Here a couple of quotes from a lengthy article on Golf.com about NBC Golf analyst Johnny Miller
Says Maltbie, "We all have a filter that keeps us from cussing in front of our moms or the minister — not that Johnny would do that — but it's a filter he doesn't possess. If it's in his head, it's going to come out of his mouth." Dick Ebersol, chairman of NBC Universal Sports & Olympics, says Miller is just like television's other JMs, John McEnroe and Joe Morgan. None of them has a governor," "You're getting them just the way they are."
Miller's colleagues might worry if they saw him pulling back on his preparation, but he still goes out early on broadcast days to take copious notes on the course setup. Before today's show, for instance, he drove out to the first green to see if an invisible pitch mark was really responsible for the four-foot putt Tiger Woods missed yesterday on the first playoff hole of his loss to Nick O'Hern.
I know, I know, some viewers can't stand him. There are personal aspects to liking or disliking any announcer. Yes, he's probably too quick to say a player "choked," and his sense of humor isn't as good as Faldo (who I also like). Yet, Miller has several attributes, highlighted above, important for being a good analyst, whether of sports or other areas:
- Providing arms-length assessments drawn from insight and experience;
- Willingness to collect, analyze, and be influenced by data;
- Asking good good questions (See Johnny Miller -- Economist).
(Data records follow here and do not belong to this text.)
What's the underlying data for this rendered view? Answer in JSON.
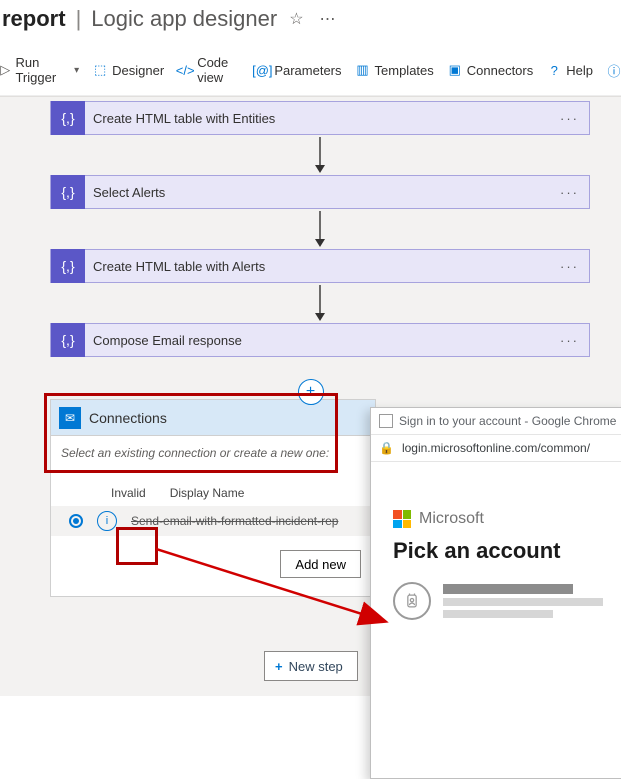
{
  "header": {
    "title_part1": "report",
    "title_part2": "Logic app designer"
  },
  "toolbar": {
    "run_trigger": "Run Trigger",
    "designer": "Designer",
    "code_view": "Code view",
    "parameters": "Parameters",
    "templates": "Templates",
    "connectors": "Connectors",
    "help": "Help"
  },
  "steps": {
    "s1": "Create HTML table with Entities",
    "s2": "Select Alerts",
    "s3": "Create HTML table with Alerts",
    "s4": "Compose Email response"
  },
  "connections": {
    "title": "Connections",
    "subtitle": "Select an existing connection or create a new one:",
    "col_invalid": "Invalid",
    "col_display": "Display Name",
    "row_name": "Send-email-with-formatted-incident-rep",
    "add_new": "Add new"
  },
  "new_step": "New step",
  "popup": {
    "tab_title": "Sign in to your account - Google Chrome",
    "url": "login.microsoftonline.com/common/",
    "brand": "Microsoft",
    "heading": "Pick an account"
  }
}
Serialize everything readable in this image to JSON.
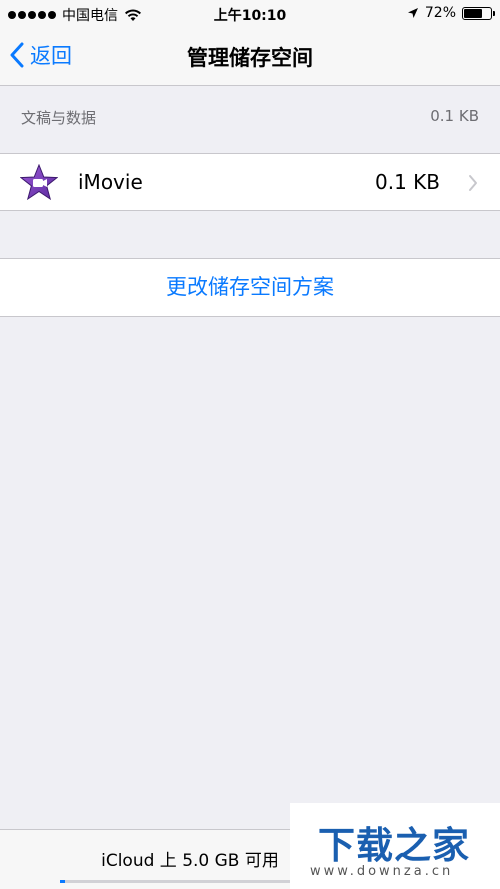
{
  "status_bar": {
    "carrier": "中国电信",
    "time": "上午10:10",
    "battery_percent": "72%",
    "battery_level": 0.72,
    "signal_icon": "signal-dots-icon",
    "wifi_icon": "wifi-icon",
    "location_icon": "location-arrow-icon"
  },
  "nav": {
    "back_label": "返回",
    "title": "管理储存空间"
  },
  "section": {
    "header_label": "文稿与数据",
    "header_size": "0.1 KB"
  },
  "apps": [
    {
      "name": "iMovie",
      "size": "0.1 KB",
      "icon": "imovie-star-icon"
    }
  ],
  "actions": {
    "change_plan": "更改储存空间方案"
  },
  "bottom": {
    "storage_text": "iCloud 上 5.0 GB 可用",
    "progress": 0.02
  },
  "watermark": {
    "main": "下载之家",
    "url": "www.downza.cn"
  },
  "colors": {
    "accent": "#0a7aff",
    "background": "#efeff4"
  }
}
Announcers like Al Michaels, John Madden and a host of others act as little more than unpaid agents, at least for established players and coaches. In the "access v. candor" tradeoff faced by reporters and announcers, access does not matter much to me in sports settings. Players and coaches really don't reveal much in conversations with announcers. Miller's willingness to collect and use evidence sets him apart from the Billy Packers of the world who offer the "keys to success" and then interpret every element of the game through that preset filter.